"Stop, Daveeeeed." She says. "You think about sex too much. That all you ever think about!"

"I don't," I say, feeling seminally rejected. I wander back into the living room. I yell at Jasna to hurry up. I put a Tom Petty CD on. I start pantomiming the words to "Learning To Fly." I frisk the lower shelf of the refrigerator for libations. I toss punches at my own shadow, deeply elongated under the lights of her apartment. I think about how Tom Petty always reminds me of Martina Navratilova in his face.

There is a shuffle and the the sound of wood being closed. And there is Jasna, radiant, dressed all in black, her hair pinched back in twin diminutive red braids.

She looked stunning.

"Ok, Daveeeeed." Jasna says, groping my arm. "We can go now, Daveeeed."

And so we left as one unit.

"....don't you wish that life could be so new?"


"You ready?" Mike asks, awaiting to affirm his co-existence opus. I have already closed my eyes. I have soaked up my ambiance as if my entire anatomy were a sponge. I am waiting for Mike to verify co-existence to me.

"Now listen," Mike says "Are you ready. Co-existence." I nod, try to tell him to get on with it by orchestrating my chin. The next thing I know Mike is adjusting the plastic nubs on the radio. There is the crackle static representative of AM radio.

"See," Mike says, a flash of laughter jets across his face. He is freely pressing nubs like a switchboard operator at happy hour.

"Co-existance!" He says, laughing, looking at the chagrined look tatooed on my own face. He is still laughing and pressing buttons. The static AM warble is starting to get to me.

"And look," Mike says, still laughing. "There's even FM." He says, with almost a metaphysical snort of realization.

"Yes," I say, looking out into the window shield at the invisble outline of my own whirred reflection. "There's even FM," I say to myself before smiling.


"I'm a Pepper, Your a Pepper, He's a Pepper, She's a Pepper, wouldn't you like to be a Pepper, too?"


daku said...

David David David this is work of genius! Wow, man, send it somewhere to publish, seriously. Beautiful images - it could be a great movie too. This is real, this really touched my heart. I love how you are just absolutely honest and real, no snobbism there whatsoever, just very brilliant writing.

David Von Behren said...

Wow! Thanks. That means alot, Daniela (b-day, July 9th.) Thanks for taking the time to read the story!!! I'm very sad this morning (see pending blog)--the publishing bussiness isn't what it use to be, but I promise if the story does "get out there" it will, of course, be dedicated to the likes of beautiful Daniela and graceful Arya---the yin and yang of my blogging heart.

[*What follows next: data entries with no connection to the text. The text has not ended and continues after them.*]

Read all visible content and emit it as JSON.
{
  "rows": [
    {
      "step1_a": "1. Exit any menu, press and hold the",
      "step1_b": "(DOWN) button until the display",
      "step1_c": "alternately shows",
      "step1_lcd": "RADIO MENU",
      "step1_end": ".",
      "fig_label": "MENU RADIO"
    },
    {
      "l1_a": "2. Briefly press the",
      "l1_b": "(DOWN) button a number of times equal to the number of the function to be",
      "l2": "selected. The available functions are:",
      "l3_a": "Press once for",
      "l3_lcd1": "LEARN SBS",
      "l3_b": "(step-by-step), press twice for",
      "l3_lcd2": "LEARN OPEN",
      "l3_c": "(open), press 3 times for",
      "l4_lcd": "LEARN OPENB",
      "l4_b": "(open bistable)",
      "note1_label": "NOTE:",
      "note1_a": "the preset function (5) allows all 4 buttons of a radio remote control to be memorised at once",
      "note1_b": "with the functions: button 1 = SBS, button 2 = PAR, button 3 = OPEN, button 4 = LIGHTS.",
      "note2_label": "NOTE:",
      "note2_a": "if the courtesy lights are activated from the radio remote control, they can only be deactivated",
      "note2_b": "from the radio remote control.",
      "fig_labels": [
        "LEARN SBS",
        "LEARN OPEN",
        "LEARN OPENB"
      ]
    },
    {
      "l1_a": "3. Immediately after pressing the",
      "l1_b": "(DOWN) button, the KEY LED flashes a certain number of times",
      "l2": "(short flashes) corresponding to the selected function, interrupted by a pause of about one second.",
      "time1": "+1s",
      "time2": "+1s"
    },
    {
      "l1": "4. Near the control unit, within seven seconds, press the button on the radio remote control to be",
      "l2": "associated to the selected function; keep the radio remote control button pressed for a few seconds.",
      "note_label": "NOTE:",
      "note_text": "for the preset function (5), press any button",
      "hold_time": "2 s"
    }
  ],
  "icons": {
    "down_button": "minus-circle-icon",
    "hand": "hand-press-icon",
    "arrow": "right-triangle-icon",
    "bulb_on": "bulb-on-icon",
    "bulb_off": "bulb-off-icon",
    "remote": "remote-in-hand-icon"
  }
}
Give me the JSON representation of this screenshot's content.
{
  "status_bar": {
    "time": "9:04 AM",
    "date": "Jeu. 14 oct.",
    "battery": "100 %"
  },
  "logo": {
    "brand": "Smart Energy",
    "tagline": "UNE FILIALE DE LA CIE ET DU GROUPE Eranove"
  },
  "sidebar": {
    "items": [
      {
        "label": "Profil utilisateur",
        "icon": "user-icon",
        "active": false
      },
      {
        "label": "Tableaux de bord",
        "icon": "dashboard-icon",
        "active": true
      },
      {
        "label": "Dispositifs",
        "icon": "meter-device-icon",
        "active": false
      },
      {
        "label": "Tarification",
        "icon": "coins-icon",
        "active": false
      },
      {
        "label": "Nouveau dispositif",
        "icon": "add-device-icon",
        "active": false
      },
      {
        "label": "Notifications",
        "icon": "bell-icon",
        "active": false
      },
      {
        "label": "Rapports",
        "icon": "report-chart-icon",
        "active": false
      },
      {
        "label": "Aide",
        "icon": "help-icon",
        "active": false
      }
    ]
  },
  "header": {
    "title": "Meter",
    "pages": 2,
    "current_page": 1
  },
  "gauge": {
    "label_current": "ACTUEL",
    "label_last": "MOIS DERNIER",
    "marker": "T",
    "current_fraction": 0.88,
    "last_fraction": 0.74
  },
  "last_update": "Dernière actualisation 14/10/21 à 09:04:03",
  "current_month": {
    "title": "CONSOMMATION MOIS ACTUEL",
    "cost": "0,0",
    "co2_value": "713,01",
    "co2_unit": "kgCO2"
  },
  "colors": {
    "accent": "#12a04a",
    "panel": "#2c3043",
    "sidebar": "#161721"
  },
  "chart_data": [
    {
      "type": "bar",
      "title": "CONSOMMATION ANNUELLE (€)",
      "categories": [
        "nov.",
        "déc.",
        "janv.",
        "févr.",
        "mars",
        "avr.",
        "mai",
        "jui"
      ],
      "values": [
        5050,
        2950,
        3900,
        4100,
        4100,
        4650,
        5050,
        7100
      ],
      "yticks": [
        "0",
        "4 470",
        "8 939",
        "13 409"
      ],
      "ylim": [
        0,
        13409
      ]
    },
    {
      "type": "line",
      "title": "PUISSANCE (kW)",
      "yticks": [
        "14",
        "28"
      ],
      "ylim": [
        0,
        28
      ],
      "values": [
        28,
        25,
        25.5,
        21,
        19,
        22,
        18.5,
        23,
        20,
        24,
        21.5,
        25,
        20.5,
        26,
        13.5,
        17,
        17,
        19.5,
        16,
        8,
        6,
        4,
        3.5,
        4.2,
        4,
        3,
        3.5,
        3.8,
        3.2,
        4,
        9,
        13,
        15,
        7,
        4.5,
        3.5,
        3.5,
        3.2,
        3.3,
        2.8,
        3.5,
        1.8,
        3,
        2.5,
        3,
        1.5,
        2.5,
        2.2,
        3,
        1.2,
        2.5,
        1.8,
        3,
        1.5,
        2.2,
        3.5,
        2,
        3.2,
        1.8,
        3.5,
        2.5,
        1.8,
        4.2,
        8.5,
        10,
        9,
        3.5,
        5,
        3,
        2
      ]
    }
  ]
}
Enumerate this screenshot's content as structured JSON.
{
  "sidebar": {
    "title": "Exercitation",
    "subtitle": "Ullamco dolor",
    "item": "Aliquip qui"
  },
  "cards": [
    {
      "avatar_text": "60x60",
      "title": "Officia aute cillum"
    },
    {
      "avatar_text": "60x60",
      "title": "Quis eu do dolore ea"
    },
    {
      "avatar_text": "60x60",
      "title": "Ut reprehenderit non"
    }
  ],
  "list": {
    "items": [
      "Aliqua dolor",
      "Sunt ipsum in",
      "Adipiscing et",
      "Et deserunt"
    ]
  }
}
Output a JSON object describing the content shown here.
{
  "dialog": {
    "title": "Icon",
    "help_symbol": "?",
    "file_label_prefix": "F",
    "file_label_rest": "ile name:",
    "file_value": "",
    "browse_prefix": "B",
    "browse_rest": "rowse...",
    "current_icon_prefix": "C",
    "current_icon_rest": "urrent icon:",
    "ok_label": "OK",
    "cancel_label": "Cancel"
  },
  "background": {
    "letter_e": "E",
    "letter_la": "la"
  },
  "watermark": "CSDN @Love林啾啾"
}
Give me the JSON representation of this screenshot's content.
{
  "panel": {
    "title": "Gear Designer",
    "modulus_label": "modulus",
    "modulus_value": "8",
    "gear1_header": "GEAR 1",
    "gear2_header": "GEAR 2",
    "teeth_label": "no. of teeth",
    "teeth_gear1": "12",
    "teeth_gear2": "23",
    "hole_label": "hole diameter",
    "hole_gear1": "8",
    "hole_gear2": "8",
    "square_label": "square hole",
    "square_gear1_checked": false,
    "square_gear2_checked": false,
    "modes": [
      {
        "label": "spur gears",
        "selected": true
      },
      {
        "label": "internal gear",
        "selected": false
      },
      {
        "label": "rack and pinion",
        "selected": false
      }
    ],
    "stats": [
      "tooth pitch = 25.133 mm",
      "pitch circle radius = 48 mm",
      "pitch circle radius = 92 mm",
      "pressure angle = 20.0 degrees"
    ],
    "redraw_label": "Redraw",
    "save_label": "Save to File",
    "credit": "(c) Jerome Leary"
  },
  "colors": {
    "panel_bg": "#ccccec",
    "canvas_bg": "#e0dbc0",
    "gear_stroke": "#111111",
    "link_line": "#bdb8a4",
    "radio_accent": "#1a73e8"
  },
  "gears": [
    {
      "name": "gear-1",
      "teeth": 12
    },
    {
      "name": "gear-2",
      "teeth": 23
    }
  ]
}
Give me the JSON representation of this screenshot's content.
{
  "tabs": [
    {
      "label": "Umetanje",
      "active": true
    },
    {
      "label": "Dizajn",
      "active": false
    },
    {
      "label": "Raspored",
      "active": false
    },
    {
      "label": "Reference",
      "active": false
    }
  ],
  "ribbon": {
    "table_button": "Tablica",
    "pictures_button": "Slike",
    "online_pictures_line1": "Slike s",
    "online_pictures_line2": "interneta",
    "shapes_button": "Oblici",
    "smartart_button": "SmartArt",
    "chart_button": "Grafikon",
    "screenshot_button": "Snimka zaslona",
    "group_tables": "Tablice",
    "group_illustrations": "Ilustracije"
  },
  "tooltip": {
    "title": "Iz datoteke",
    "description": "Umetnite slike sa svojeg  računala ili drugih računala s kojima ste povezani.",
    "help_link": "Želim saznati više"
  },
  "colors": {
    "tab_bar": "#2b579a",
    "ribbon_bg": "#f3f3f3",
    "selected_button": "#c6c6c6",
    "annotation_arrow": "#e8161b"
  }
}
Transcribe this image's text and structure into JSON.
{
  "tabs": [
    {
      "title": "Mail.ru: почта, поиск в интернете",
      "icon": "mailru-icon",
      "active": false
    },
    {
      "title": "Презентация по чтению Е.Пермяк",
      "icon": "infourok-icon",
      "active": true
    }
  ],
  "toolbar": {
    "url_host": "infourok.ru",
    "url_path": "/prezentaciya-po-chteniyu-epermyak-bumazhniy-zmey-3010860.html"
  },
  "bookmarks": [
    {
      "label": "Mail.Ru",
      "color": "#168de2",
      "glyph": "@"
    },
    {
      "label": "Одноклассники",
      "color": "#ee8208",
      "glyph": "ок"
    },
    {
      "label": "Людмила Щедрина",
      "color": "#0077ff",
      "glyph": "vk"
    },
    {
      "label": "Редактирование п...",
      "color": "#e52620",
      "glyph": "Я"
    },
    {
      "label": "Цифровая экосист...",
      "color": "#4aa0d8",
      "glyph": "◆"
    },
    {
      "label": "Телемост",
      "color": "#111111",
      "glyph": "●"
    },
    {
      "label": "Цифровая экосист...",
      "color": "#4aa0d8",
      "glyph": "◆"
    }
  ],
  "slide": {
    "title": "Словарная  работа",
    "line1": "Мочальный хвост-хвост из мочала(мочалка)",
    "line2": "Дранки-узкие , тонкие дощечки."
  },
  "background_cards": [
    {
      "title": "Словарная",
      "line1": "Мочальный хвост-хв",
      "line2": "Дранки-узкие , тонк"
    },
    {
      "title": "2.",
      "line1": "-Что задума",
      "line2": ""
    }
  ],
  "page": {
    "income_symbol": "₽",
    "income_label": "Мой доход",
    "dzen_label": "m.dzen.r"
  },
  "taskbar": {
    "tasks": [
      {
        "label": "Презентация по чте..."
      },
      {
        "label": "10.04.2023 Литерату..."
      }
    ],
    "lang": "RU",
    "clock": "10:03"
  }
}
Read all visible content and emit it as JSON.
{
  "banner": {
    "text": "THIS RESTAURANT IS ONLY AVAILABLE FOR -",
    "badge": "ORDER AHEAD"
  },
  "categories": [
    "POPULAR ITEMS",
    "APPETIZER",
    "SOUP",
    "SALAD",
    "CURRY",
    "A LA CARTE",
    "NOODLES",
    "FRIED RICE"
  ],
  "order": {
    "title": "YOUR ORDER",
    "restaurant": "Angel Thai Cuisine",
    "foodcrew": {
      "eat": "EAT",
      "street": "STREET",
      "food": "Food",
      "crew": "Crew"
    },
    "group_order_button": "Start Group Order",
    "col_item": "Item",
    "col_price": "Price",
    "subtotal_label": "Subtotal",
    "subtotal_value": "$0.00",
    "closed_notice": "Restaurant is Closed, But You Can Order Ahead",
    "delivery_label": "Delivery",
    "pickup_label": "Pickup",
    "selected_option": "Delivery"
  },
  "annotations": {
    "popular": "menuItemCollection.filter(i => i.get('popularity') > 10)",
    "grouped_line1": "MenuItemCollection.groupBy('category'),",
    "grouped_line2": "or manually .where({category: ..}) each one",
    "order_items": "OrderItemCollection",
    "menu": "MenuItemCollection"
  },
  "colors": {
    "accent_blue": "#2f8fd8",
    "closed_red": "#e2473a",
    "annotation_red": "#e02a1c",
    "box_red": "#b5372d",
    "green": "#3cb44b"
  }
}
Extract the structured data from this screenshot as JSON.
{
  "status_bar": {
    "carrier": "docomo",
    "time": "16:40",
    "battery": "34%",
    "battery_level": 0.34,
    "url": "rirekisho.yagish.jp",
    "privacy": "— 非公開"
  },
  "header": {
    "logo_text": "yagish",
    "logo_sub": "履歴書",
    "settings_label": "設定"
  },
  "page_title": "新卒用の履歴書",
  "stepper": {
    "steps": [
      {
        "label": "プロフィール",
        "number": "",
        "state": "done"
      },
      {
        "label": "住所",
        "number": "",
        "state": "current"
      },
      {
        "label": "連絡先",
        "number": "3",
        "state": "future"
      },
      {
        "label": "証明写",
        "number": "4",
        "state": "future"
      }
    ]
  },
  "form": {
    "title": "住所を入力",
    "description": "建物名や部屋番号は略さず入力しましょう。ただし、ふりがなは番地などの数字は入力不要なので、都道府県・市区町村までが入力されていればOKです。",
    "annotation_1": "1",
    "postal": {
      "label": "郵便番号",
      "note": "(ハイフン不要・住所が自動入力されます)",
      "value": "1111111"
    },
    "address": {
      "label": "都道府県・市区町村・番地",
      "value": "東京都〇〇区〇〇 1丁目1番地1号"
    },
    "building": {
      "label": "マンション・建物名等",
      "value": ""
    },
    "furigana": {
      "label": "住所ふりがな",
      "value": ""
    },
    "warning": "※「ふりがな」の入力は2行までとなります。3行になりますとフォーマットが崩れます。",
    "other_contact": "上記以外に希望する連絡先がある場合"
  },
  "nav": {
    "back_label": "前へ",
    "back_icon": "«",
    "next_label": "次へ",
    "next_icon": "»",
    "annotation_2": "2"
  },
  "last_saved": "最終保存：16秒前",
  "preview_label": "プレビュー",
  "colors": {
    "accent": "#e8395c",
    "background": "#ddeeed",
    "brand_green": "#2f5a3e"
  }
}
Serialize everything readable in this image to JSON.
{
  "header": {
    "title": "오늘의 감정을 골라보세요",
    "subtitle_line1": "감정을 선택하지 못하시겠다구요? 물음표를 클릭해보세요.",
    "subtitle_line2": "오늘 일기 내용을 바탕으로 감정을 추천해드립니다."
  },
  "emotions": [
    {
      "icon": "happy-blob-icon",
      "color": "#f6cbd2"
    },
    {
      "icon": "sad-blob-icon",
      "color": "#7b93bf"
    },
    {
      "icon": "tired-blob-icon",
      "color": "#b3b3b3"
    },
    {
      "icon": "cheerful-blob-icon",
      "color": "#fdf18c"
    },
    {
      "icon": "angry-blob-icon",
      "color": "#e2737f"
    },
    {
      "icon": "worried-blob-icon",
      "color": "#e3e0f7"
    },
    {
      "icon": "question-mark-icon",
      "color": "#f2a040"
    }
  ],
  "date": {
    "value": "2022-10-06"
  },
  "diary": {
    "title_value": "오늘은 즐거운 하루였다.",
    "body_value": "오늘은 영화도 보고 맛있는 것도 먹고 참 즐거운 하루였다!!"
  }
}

I'll try to write another story about Pearl tonight. all best. Interent hugs. Courtney Love rules.